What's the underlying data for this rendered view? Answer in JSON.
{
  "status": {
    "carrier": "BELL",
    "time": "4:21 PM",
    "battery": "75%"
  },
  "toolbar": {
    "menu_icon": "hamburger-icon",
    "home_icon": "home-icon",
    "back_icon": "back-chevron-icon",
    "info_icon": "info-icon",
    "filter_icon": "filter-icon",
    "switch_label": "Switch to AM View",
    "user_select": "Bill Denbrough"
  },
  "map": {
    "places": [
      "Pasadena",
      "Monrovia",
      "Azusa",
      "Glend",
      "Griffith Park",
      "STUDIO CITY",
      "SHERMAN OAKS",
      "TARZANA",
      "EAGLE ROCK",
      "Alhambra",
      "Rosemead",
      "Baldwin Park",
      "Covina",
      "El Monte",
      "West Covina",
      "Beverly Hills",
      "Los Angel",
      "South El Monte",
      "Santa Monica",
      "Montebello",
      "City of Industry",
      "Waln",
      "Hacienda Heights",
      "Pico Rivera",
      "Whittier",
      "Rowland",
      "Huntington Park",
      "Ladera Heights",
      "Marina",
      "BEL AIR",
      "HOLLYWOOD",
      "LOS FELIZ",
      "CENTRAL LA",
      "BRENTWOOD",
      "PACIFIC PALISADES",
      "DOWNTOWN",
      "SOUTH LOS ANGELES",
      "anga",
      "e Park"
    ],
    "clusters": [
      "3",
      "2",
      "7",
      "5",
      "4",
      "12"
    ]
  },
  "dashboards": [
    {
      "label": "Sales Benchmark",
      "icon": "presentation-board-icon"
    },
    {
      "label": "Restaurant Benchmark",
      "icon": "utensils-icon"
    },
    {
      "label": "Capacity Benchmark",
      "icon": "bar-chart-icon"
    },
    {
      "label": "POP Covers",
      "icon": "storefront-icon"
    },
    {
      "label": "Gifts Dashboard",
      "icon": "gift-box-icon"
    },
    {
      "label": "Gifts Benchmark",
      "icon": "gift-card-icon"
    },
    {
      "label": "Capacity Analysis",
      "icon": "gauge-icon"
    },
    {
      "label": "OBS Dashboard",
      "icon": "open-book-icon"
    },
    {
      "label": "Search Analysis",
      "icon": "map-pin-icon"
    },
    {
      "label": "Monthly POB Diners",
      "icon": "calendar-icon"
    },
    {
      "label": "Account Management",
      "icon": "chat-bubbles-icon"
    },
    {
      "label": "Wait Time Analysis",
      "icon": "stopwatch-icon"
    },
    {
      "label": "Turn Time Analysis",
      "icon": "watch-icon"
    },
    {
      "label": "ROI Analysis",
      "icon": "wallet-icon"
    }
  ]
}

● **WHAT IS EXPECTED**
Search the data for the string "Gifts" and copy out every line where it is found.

● **SOLUTION BELOW**
      "label": "Gifts Dashboard",
      "label": "Gifts Benchmark",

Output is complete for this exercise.